If you need help finding a responsibly bred basenji puppy, I would email the Basenji Club of America (BCOA) breeder liaison Denise Vertrees: email@example.com She can give you names of breeders in your general area who might have puppies or adult dogs. The Basenji Club of America breeder directory is another place I would look for breeders: https://www.basenji.org/index.php (You may have already done this, but just in case ...)
AKC Puppyfinder Marketplace is NOT an ideal place to find a basenji puppy. While a few reputable breeders do advertise there, so do several well-known backyard breeders and even a puppy mill. If you are not familiar with the concept of a puppy mill, please see this information from the ASPCA: https://www.aspca.org/barred-from-love/puppy-mills-101 AKC registration does not mean "well-bred." Learn how to screen a basenji breeder here to make sure you are not supporting a less-than-responsible one: https://www.basenji.org/learn/ScreeningBreeders.htm
Remember that your puppy's sire and dam (parents) should always be tested for Fanconi syndrome and progressive retinal atrophy (PRA) at minimum, and that at least one parent should test Clear / Normal for the disease. The BCOA recommends that the puppy's parents should also have hips, eyes, and thyroid evaluations. You can find proof that the breeder has done health testing through the site ofa.org.

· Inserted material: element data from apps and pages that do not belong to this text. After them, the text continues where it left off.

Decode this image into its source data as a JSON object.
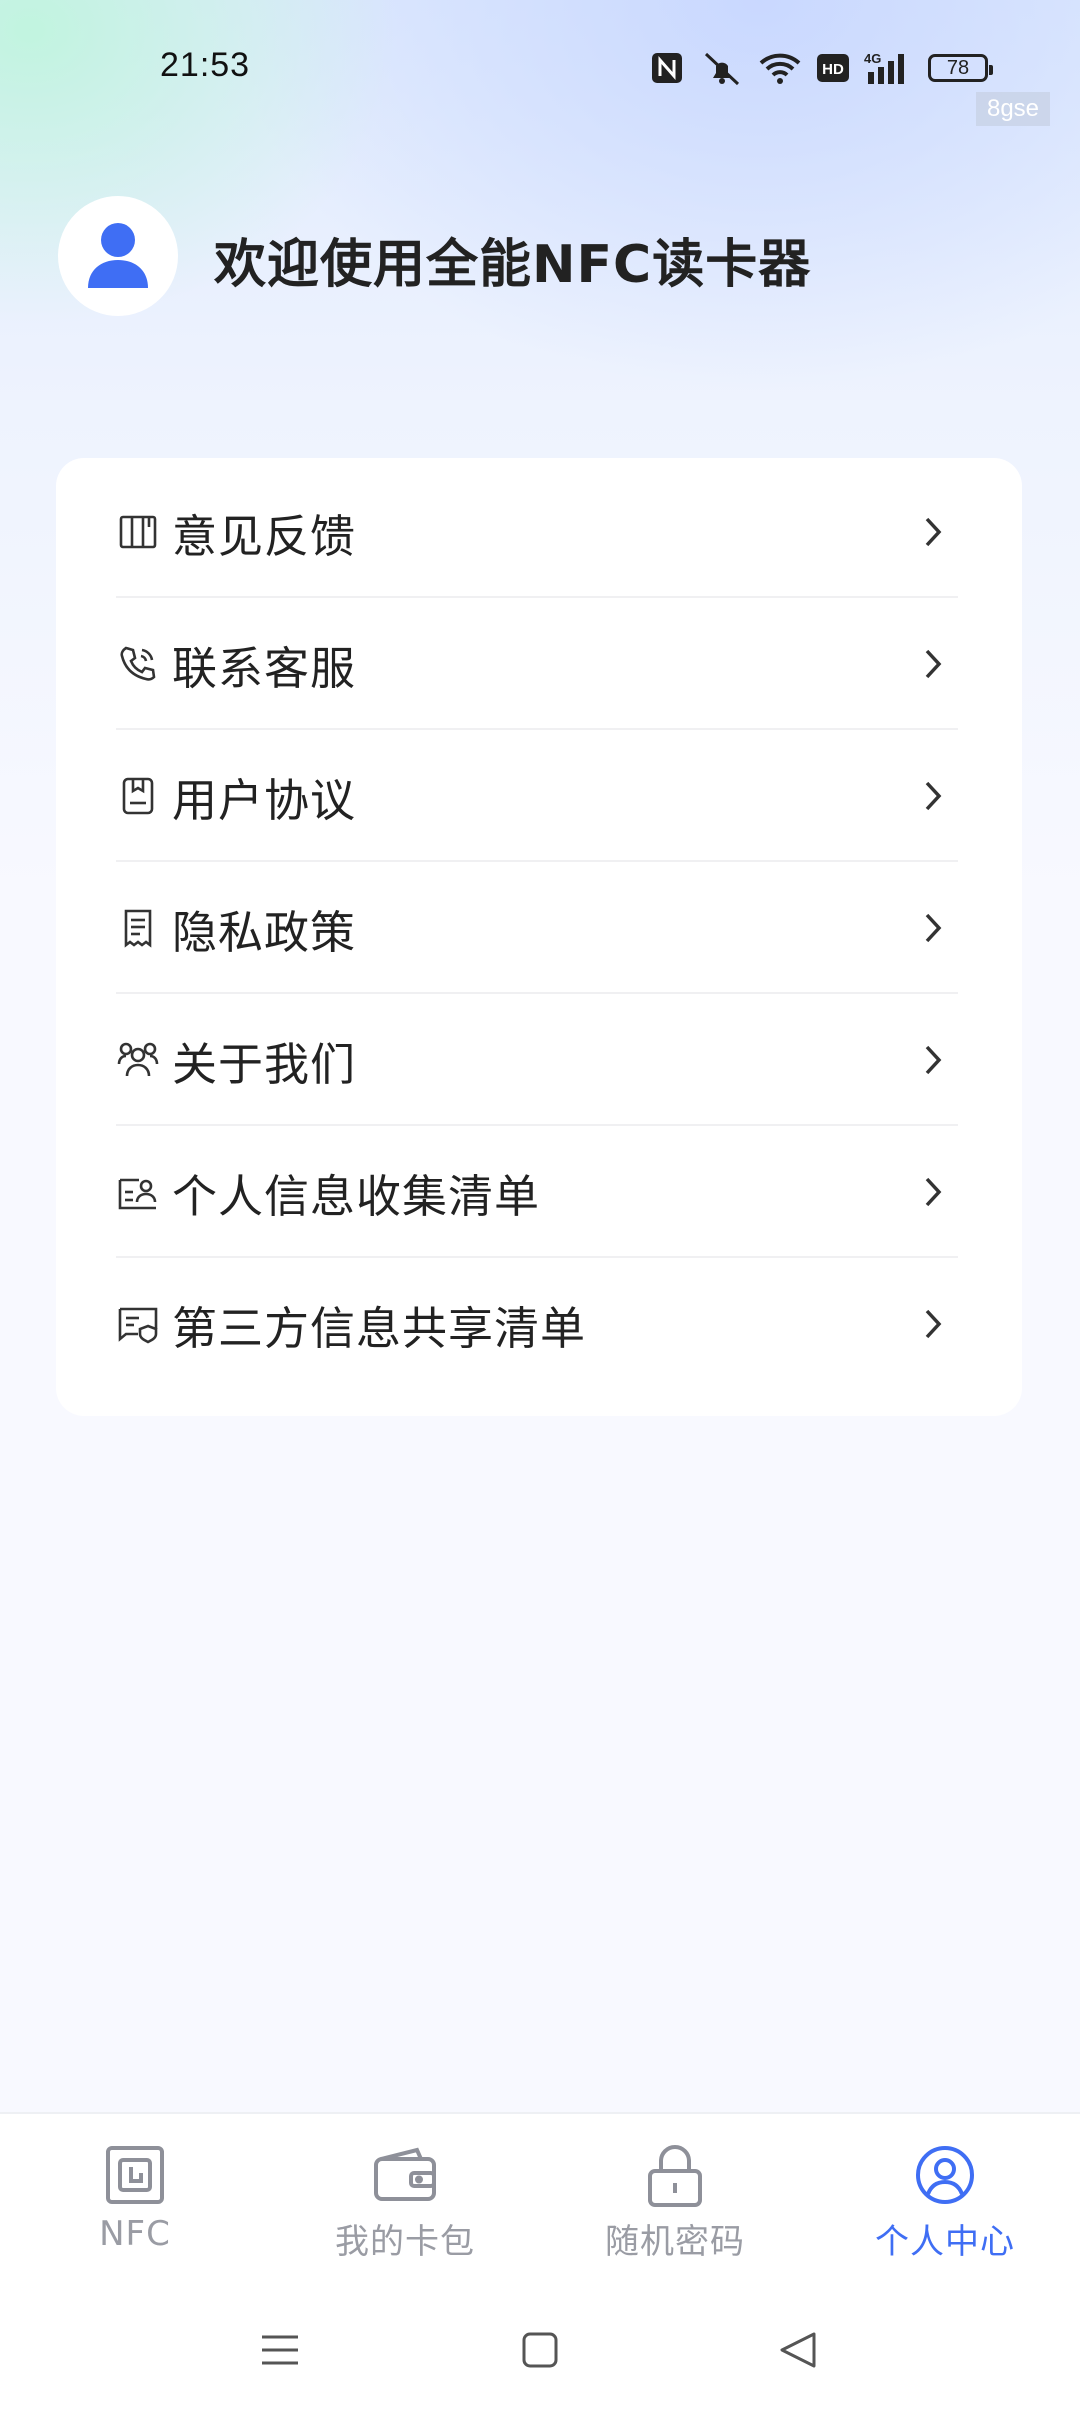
{
  "status_bar": {
    "time": "21:53",
    "battery_level": "78",
    "icons": [
      "nfc-icon",
      "bell-muted-icon",
      "wifi-icon",
      "hd-icon",
      "signal-4g-icon",
      "battery-icon"
    ],
    "watermark": "8gse"
  },
  "header": {
    "welcome_text": "欢迎使用全能NFC读卡器",
    "avatar_icon": "user-avatar-icon"
  },
  "menu": {
    "items": [
      {
        "label": "意见反馈",
        "icon": "feedback-icon"
      },
      {
        "label": "联系客服",
        "icon": "phone-icon"
      },
      {
        "label": "用户协议",
        "icon": "agreement-icon"
      },
      {
        "label": "隐私政策",
        "icon": "privacy-icon"
      },
      {
        "label": "关于我们",
        "icon": "team-icon"
      },
      {
        "label": "个人信息收集清单",
        "icon": "personal-info-icon"
      },
      {
        "label": "第三方信息共享清单",
        "icon": "share-info-icon"
      }
    ]
  },
  "tabbar": {
    "tabs": [
      {
        "label": "NFC",
        "icon": "nfc-tab-icon",
        "active": false
      },
      {
        "label": "我的卡包",
        "icon": "wallet-icon",
        "active": false
      },
      {
        "label": "随机密码",
        "icon": "lock-icon",
        "active": false
      },
      {
        "label": "个人中心",
        "icon": "profile-icon",
        "active": true
      }
    ]
  },
  "colors": {
    "accent": "#3f6ef4",
    "text": "#222222",
    "inactive": "#9a9ca4"
  }
}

A good breeder will be there for you throughout your puppy's entire life to provide support and advice, and to take the puppy back at any point if circumstances arise where you can no longer keep it, helping to ensure that your basenji never ends up in a shelter or on Craigslist.
And don't be intimidated--most breeders who participate in conformation (dog shows) keep only one or two puppies for show; the rest go to pet homes like yours!
If you have any questions about basenjis or the breeder you're communicating with, you should join this Facebook group: https://www.facebook.com/groups/536851013130196/
Best of luck in your search! If you can wait until the end of this year / beginning of next to bring a puppy home, you'll have a much better chance of finding one. Hope this was helpful.